▶ **Required action**
Look below. Copy each line that has "Chattanooga" in it.

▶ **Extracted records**
────

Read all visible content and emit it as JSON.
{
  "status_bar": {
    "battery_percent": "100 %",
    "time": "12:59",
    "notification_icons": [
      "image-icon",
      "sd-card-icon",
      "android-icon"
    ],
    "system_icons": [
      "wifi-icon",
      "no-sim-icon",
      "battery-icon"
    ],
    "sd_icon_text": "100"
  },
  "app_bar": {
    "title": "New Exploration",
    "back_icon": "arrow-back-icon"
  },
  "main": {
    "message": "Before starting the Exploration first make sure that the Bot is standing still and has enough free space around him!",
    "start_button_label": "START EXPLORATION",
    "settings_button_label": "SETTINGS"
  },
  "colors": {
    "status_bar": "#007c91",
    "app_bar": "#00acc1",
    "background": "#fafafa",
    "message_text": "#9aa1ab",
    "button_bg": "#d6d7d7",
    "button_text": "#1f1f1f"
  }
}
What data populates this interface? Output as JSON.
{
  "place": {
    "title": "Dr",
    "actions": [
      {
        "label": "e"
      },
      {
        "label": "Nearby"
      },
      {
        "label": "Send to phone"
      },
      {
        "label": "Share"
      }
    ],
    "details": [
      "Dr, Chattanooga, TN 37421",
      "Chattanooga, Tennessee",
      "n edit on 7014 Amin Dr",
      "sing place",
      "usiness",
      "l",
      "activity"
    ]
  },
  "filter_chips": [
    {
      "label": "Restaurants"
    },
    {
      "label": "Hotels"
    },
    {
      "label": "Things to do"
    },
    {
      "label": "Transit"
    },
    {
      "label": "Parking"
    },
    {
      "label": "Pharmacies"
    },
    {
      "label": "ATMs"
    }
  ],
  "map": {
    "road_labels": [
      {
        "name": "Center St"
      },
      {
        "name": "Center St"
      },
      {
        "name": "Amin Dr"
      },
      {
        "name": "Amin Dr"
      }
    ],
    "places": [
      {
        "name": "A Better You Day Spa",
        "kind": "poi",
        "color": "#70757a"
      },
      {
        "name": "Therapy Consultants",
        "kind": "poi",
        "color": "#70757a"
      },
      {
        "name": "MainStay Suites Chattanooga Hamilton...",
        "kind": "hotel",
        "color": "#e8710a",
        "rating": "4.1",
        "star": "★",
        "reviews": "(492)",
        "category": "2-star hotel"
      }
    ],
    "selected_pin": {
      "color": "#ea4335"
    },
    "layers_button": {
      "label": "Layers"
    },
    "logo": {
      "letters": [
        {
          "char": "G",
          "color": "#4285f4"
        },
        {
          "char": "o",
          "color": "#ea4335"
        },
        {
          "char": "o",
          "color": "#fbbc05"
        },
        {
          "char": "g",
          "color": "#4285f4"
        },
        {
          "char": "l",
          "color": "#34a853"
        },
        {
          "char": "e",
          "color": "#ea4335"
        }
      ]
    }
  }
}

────

▶ **Finished task**
      "Dr, Chattanooga, TN 37421",
      "Chattanooga, Tennessee",
        "name": "MainStay Suites Chattanooga Hamilton...",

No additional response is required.